Your goal => All lines in the data below carrying the string "JSON" are to be located and copied.

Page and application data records
○ ○ ○ ○

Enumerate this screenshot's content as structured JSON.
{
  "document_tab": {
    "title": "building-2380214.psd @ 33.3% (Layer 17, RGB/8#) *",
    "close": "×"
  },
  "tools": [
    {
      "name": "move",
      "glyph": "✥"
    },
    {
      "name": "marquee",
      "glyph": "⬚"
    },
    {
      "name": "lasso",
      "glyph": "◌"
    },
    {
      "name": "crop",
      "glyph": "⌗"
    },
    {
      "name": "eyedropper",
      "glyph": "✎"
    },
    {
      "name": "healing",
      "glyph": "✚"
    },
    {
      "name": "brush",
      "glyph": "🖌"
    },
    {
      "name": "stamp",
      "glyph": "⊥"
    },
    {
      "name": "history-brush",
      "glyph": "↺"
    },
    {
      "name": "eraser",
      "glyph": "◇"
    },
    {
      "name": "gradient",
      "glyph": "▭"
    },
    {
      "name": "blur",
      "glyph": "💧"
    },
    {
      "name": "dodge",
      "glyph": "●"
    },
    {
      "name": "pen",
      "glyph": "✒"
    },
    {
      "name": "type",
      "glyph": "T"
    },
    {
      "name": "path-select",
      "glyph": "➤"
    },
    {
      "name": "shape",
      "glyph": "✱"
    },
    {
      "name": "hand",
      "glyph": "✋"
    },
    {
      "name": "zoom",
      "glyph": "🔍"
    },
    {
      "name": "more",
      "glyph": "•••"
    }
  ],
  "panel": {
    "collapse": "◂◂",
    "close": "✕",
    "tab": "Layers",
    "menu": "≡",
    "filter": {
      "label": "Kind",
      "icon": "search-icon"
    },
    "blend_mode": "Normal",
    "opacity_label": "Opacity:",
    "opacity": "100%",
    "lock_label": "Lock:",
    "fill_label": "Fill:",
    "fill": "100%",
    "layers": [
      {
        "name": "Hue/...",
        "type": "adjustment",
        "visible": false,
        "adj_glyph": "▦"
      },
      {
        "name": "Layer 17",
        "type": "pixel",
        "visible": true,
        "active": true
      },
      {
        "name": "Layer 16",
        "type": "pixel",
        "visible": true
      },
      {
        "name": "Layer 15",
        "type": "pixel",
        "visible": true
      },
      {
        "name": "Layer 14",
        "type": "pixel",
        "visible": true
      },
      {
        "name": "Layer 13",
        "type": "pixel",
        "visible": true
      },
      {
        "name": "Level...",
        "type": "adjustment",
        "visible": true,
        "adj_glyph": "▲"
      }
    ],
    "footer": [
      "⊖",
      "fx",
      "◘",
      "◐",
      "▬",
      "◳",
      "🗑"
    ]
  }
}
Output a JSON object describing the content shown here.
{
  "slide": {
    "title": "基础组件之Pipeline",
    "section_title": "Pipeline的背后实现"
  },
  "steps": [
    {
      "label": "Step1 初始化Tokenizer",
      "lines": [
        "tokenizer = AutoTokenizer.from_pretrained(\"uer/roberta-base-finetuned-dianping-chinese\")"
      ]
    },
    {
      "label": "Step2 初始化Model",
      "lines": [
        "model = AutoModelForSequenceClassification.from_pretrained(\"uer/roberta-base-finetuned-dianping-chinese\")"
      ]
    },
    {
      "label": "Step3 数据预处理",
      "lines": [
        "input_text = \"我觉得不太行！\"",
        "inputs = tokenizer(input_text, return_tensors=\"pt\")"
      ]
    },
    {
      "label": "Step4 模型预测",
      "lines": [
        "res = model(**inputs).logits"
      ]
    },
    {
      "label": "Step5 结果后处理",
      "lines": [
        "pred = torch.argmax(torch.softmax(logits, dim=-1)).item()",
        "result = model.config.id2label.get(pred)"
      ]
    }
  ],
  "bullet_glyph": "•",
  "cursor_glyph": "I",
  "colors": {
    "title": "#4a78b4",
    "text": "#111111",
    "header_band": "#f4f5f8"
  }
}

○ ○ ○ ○

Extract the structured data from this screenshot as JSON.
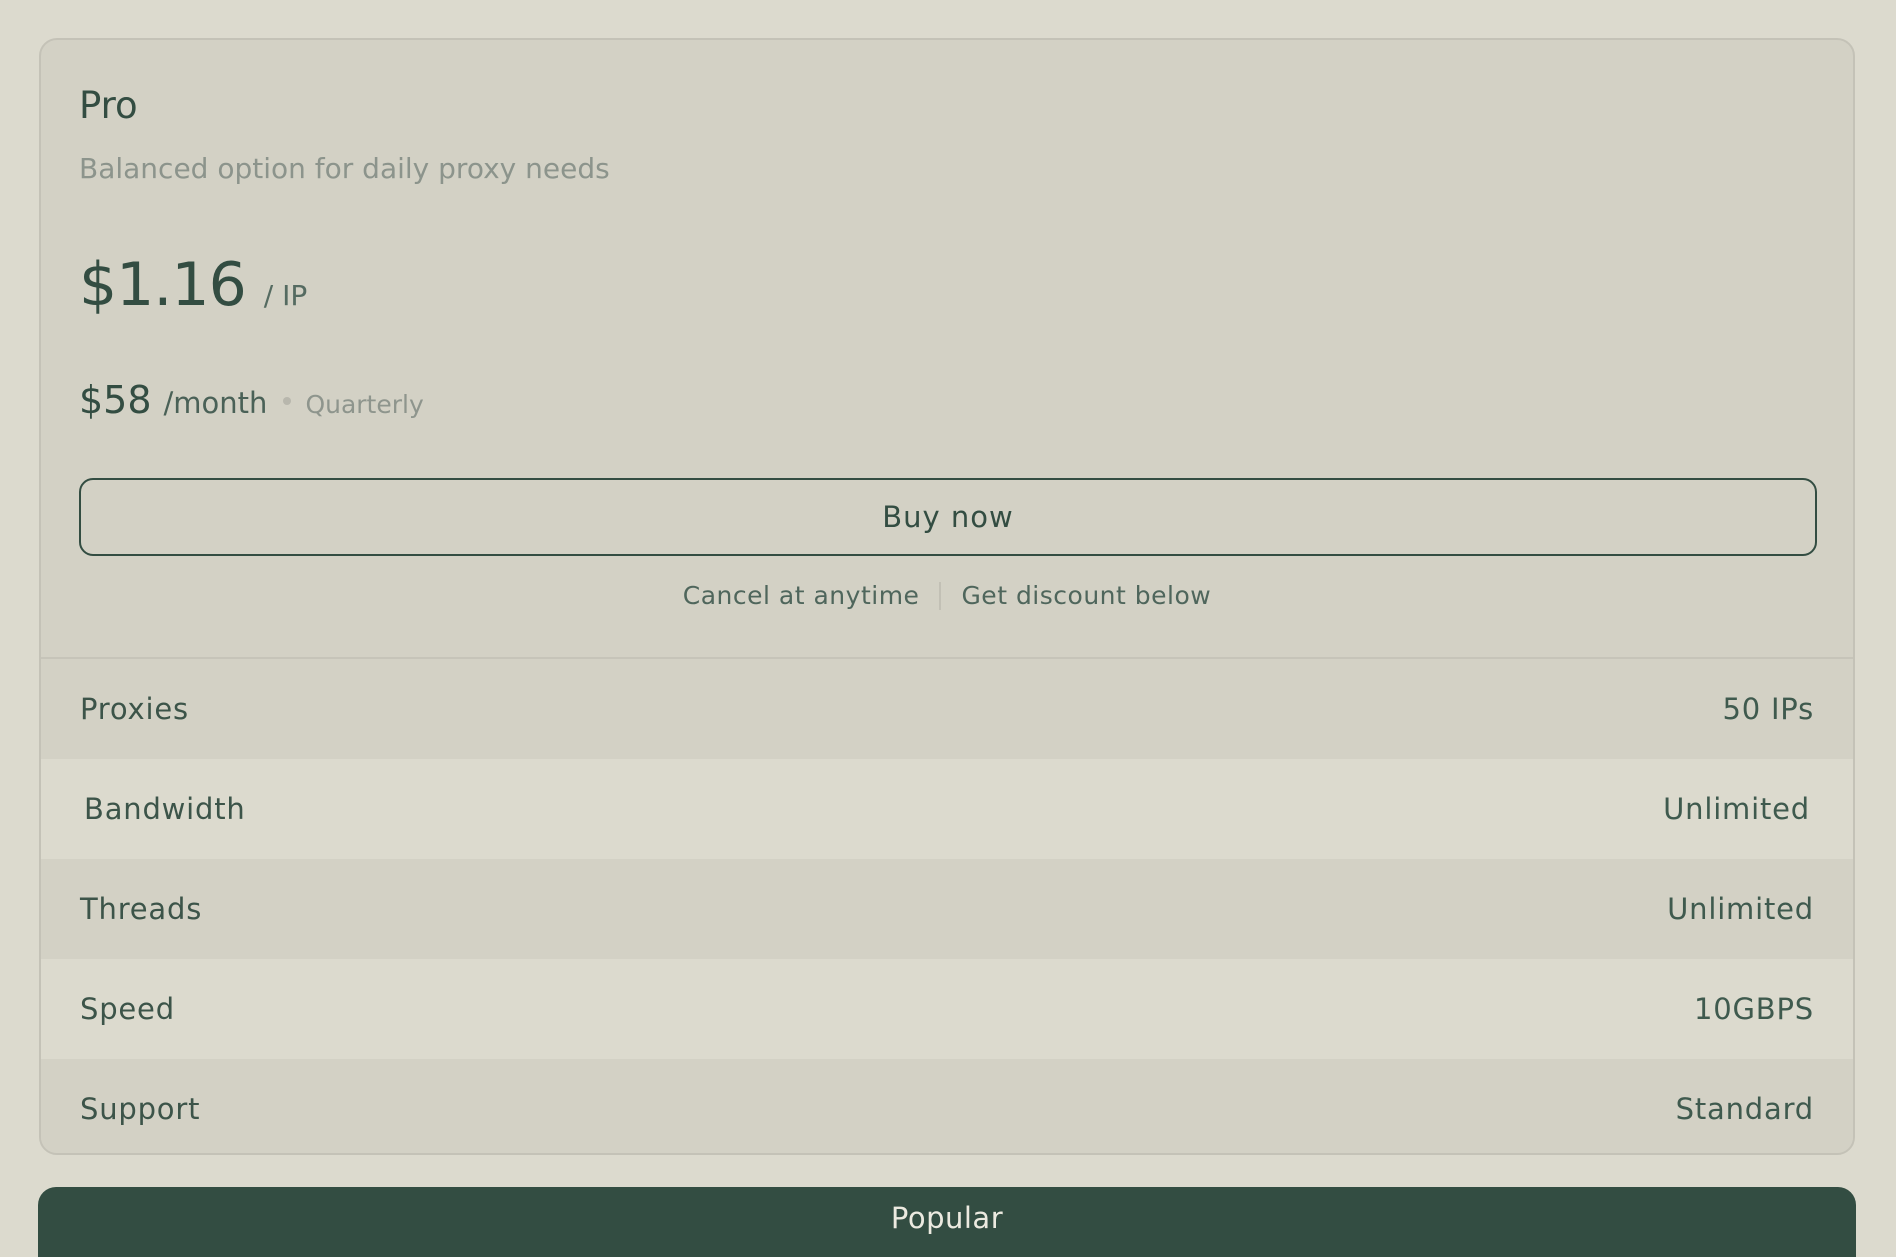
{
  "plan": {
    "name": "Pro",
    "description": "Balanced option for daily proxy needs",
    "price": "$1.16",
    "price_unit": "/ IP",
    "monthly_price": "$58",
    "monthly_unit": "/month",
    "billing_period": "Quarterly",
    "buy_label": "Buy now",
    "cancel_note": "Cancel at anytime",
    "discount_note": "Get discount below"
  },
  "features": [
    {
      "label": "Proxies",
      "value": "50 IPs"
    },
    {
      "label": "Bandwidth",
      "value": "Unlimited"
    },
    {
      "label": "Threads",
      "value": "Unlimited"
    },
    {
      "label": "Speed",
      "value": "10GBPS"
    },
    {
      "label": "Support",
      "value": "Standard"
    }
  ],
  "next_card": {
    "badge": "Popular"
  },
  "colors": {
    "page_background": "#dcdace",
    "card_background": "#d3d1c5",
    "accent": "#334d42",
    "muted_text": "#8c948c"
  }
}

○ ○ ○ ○

Response area =>
Enumerate this screenshot's content as structured JSON.
Output a JSON object describing the content shown here.
Extract the structured data from this screenshot as JSON.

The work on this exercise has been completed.